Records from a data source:

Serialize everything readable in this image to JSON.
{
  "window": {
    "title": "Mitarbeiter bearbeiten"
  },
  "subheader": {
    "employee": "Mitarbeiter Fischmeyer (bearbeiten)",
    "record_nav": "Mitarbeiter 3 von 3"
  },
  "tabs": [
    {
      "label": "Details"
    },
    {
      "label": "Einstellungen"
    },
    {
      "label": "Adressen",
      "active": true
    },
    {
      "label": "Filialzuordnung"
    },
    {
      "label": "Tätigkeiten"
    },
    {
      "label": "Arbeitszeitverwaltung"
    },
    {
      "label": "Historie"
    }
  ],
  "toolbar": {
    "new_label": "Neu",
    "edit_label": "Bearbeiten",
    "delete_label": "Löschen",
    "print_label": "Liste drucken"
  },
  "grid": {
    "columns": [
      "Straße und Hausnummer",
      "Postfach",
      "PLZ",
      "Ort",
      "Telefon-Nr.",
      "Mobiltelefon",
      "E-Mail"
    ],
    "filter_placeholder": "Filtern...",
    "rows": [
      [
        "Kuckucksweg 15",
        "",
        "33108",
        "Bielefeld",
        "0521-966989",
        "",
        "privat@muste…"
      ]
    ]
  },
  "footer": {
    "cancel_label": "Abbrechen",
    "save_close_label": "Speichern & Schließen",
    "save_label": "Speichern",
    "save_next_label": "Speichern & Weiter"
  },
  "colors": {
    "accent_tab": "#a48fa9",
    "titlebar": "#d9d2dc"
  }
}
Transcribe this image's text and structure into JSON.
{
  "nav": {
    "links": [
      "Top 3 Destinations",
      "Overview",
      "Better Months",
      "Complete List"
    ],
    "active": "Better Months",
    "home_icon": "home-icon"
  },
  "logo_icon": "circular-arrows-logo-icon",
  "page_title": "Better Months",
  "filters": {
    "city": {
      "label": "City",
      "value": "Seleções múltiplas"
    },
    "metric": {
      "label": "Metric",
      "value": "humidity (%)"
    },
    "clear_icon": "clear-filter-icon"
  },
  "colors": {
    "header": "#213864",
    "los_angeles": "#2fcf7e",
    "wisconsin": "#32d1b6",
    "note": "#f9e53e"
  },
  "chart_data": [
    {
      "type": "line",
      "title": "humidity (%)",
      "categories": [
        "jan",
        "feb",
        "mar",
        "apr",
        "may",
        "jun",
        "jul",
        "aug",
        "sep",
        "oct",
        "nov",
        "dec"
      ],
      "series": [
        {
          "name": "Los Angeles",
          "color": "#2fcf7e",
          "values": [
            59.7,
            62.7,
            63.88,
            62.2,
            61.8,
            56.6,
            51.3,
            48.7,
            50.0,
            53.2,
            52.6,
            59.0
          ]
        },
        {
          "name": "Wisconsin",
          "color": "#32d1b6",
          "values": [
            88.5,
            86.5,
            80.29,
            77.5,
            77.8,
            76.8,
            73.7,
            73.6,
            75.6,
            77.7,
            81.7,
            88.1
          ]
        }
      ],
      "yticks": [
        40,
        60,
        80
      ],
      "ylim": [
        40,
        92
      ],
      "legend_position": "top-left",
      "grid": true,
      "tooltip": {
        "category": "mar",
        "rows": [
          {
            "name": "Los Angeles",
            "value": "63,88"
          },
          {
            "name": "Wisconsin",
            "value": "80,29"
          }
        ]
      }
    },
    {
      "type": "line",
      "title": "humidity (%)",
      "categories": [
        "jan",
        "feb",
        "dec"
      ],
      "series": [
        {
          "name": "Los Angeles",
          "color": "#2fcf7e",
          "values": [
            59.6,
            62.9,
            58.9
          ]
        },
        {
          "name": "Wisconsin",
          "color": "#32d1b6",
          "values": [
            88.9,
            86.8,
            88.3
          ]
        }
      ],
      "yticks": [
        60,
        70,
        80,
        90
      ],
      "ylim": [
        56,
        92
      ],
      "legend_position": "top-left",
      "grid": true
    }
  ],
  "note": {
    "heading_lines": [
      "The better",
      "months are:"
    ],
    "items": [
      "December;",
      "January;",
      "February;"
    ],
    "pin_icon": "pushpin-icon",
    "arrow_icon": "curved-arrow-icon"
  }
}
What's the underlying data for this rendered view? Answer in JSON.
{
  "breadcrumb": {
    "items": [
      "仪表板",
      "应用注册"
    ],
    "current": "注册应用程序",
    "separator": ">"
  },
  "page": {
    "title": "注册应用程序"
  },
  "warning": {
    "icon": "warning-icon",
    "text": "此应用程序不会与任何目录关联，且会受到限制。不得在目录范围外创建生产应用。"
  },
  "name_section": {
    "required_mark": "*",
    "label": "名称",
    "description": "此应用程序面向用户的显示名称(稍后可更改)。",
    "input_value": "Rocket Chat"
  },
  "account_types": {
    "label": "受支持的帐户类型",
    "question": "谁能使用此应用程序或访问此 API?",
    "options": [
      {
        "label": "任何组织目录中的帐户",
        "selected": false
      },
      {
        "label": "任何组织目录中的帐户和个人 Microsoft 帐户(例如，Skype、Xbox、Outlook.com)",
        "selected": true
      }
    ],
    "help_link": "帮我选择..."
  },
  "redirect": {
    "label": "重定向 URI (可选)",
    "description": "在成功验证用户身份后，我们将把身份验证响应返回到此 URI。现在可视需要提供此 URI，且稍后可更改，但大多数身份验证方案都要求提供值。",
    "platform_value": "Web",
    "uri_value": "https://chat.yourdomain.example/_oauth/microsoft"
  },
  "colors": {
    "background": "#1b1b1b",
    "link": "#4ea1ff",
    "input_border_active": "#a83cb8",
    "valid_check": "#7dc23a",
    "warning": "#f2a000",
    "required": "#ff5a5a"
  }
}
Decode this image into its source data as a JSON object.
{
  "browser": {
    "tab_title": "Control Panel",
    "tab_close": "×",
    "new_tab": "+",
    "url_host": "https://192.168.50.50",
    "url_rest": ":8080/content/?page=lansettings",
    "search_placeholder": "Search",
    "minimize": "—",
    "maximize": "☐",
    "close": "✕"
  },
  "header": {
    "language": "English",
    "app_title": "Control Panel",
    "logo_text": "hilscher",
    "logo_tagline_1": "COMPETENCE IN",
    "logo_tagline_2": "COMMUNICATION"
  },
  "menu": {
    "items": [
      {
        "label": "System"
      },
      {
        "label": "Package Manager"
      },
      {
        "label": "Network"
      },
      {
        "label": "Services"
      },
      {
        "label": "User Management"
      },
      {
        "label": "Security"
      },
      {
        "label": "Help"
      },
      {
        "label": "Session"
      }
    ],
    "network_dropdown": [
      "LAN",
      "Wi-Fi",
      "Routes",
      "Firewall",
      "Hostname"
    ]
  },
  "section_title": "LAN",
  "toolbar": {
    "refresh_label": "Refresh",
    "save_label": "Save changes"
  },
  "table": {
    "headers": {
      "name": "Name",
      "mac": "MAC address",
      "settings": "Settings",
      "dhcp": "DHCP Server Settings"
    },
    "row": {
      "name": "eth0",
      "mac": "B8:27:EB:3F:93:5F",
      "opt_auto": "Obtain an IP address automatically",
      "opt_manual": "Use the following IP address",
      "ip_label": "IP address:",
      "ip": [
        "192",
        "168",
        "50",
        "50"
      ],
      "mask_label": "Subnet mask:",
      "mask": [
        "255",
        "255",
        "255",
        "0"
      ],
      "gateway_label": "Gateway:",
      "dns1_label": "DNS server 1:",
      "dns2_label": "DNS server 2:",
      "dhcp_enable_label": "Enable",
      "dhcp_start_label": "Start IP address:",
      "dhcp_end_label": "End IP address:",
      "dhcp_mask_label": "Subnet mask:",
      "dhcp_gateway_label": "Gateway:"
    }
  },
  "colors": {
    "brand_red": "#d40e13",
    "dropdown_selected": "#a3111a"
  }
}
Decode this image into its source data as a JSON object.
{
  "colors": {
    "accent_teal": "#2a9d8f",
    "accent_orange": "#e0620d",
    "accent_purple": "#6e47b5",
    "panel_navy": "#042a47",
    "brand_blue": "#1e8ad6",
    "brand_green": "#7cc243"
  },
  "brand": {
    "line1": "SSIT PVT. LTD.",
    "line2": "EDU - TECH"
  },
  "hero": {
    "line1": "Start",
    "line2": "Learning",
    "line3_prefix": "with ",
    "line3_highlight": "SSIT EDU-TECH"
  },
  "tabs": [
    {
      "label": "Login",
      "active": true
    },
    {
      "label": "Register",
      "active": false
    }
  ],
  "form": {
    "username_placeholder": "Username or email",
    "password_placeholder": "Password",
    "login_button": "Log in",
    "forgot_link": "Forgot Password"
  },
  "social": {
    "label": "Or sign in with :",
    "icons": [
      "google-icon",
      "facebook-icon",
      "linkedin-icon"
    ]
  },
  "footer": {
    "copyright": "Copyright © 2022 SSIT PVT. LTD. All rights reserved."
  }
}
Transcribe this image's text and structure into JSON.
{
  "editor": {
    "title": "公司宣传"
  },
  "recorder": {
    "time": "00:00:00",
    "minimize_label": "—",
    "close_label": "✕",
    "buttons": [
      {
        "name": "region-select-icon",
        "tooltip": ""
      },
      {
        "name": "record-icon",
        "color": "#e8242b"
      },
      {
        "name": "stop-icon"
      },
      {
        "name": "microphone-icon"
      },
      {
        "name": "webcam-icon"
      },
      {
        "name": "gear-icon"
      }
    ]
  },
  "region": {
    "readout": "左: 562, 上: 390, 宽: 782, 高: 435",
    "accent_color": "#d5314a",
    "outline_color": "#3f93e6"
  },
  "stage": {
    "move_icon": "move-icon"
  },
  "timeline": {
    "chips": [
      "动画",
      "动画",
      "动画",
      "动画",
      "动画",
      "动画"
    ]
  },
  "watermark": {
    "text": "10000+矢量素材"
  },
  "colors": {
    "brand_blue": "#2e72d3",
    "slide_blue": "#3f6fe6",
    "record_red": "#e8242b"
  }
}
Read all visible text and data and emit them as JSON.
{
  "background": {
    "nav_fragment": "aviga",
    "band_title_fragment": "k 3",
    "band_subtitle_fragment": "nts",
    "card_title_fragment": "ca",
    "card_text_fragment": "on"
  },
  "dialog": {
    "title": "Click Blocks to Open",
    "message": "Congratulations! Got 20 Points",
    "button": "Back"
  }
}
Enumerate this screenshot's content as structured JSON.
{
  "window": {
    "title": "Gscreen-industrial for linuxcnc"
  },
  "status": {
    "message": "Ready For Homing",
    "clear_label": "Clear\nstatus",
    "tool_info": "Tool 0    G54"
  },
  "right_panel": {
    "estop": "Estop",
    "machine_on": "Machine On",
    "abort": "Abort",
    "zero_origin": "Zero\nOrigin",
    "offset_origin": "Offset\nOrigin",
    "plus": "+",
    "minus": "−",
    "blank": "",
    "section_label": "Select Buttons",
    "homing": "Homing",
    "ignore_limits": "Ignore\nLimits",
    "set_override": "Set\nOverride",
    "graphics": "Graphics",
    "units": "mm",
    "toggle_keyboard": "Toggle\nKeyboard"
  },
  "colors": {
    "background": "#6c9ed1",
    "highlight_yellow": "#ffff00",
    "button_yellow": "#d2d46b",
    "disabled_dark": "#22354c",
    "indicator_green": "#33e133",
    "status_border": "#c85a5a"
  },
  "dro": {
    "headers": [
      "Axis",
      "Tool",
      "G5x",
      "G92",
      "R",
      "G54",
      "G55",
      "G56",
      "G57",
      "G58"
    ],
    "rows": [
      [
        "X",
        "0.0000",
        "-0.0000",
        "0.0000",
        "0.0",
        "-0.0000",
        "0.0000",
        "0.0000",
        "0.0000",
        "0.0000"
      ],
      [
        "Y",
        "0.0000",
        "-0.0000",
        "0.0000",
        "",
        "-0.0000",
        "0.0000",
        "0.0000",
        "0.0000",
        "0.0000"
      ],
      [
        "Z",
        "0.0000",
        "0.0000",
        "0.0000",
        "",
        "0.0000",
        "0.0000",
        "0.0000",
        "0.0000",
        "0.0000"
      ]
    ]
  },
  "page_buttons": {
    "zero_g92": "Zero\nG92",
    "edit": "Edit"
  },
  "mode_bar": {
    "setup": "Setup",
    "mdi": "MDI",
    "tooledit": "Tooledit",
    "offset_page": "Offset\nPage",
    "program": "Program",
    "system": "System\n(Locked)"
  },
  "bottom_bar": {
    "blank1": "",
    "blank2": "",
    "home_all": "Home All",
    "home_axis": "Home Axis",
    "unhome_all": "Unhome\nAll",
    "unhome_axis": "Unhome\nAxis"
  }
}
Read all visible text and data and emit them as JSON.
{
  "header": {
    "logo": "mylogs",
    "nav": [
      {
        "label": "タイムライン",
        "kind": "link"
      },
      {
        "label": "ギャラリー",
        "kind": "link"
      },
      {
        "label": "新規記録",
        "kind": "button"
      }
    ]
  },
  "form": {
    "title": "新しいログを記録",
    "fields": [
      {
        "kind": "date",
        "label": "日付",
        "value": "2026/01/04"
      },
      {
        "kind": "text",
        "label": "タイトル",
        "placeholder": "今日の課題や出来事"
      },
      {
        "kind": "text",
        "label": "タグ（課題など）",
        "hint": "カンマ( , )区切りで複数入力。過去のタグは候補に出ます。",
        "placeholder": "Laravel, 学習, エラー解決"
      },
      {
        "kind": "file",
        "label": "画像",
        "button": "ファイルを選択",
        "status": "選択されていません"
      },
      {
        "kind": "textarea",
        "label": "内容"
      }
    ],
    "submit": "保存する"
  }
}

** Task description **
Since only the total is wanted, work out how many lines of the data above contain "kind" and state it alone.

** Written answer **
8